Task statement: Give the entries again, exactly as written.

Data extracts:
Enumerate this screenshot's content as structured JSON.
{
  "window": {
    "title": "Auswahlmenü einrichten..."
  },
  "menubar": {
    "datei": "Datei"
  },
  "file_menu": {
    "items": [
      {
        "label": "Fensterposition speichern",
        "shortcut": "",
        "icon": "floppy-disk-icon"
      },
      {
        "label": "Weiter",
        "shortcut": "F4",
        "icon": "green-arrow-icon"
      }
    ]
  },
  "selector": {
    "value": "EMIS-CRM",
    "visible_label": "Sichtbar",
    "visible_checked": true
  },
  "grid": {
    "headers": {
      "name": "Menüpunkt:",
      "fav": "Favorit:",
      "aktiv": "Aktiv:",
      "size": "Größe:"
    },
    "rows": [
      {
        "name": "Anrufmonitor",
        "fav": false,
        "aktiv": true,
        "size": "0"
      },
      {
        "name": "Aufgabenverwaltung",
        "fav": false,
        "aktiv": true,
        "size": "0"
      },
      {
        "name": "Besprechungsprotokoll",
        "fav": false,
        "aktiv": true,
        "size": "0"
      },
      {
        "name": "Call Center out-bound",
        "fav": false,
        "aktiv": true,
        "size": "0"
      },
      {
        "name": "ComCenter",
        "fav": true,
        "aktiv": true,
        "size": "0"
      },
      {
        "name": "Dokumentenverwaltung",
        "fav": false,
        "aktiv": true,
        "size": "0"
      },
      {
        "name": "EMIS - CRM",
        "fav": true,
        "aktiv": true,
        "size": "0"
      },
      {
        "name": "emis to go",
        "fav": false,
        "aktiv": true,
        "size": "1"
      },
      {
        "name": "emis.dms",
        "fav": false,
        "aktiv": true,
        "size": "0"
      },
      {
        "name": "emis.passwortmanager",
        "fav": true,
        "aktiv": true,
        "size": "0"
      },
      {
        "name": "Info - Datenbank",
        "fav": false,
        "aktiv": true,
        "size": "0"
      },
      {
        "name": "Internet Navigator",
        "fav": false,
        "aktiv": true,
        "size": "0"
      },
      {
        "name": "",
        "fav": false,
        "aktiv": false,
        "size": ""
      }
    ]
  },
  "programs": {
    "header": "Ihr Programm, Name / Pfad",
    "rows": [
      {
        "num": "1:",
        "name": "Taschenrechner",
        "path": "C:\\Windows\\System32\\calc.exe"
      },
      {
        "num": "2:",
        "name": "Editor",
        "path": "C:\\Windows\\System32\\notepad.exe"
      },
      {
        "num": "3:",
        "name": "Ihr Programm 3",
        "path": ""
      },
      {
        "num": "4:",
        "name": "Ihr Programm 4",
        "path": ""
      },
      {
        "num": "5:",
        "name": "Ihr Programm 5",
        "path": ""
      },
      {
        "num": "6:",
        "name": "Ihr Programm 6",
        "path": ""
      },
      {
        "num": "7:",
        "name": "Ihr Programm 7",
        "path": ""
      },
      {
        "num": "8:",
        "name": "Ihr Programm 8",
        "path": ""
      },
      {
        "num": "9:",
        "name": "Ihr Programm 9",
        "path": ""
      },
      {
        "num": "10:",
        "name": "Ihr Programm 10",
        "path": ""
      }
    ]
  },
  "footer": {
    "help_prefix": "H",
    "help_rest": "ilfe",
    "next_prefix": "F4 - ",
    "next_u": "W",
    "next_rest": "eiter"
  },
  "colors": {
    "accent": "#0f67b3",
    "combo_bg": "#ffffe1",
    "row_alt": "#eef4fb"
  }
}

Your response:
Enumerate this screenshot's content as structured JSON.
{
  "window": {
    "title": "Auswahlmenü einrichten..."
  },
  "menubar": {
    "datei": "Datei"
  },
  "file_menu": {
    "items": [
      {
        "label": "Fensterposition speichern",
        "shortcut": "",
        "icon": "floppy-disk-icon"
      },
      {
        "label": "Weiter",
        "shortcut": "F4",
        "icon": "green-arrow-icon"
      }
    ]
  },
  "selector": {
    "value": "EMIS-CRM",
    "visible_label": "Sichtbar",
    "visible_checked": true
  },
  "grid": {
    "headers": {
      "name": "Menüpunkt:",
      "fav": "Favorit:",
      "aktiv": "Aktiv:",
      "size": "Größe:"
    },
    "rows": [
      {
        "name": "Anrufmonitor",
        "fav": false,
        "aktiv": true,
        "size": "0"
      },
      {
        "name": "Aufgabenverwaltung",
        "fav": false,
        "aktiv": true,
        "size": "0"
      },
      {
        "name": "Besprechungsprotokoll",
        "fav": false,
        "aktiv": true,
        "size": "0"
      },
      {
        "name": "Call Center out-bound",
        "fav": false,
        "aktiv": true,
        "size": "0"
      },
      {
        "name": "ComCenter",
        "fav": true,
        "aktiv": true,
        "size": "0"
      },
      {
        "name": "Dokumentenverwaltung",
        "fav": false,
        "aktiv": true,
        "size": "0"
      },
      {
        "name": "EMIS - CRM",
        "fav": true,
        "aktiv": true,
        "size": "0"
      },
      {
        "name": "emis to go",
        "fav": false,
        "aktiv": true,
        "size": "1"
      },
      {
        "name": "emis.dms",
        "fav": false,
        "aktiv": true,
        "size": "0"
      },
      {
        "name": "emis.passwortmanager",
        "fav": true,
        "aktiv": true,
        "size": "0"
      },
      {
        "name": "Info - Datenbank",
        "fav": false,
        "aktiv": true,
        "size": "0"
      },
      {
        "name": "Internet Navigator",
        "fav": false,
        "aktiv": true,
        "size": "0"
      },
      {
        "name": "",
        "fav": false,
        "aktiv": false,
        "size": ""
      }
    ]
  },
  "programs": {
    "header": "Ihr Programm, Name / Pfad",
    "rows": [
      {
        "num": "1:",
        "name": "Taschenrechner",
        "path": "C:\\Windows\\System32\\calc.exe"
      },
      {
        "num": "2:",
        "name": "Editor",
        "path": "C:\\Windows\\System32\\notepad.exe"
      },
      {
        "num": "3:",
        "name": "Ihr Programm 3",
        "path": ""
      },
      {
        "num": "4:",
        "name": "Ihr Programm 4",
        "path": ""
      },
      {
        "num": "5:",
        "name": "Ihr Programm 5",
        "path": ""
      },
      {
        "num": "6:",
        "name": "Ihr Programm 6",
        "path": ""
      },
      {
        "num": "7:",
        "name": "Ihr Programm 7",
        "path": ""
      },
      {
        "num": "8:",
        "name": "Ihr Programm 8",
        "path": ""
      },
      {
        "num": "9:",
        "name": "Ihr Programm 9",
        "path": ""
      },
      {
        "num": "10:",
        "name": "Ihr Programm 10",
        "path": ""
      }
    ]
  },
  "footer": {
    "help_prefix": "H",
    "help_rest": "ilfe",
    "next_prefix": "F4 - ",
    "next_u": "W",
    "next_rest": "eiter"
  },
  "colors": {
    "accent": "#0f67b3",
    "combo_bg": "#ffffe1",
    "row_alt": "#eef4fb"
  }
}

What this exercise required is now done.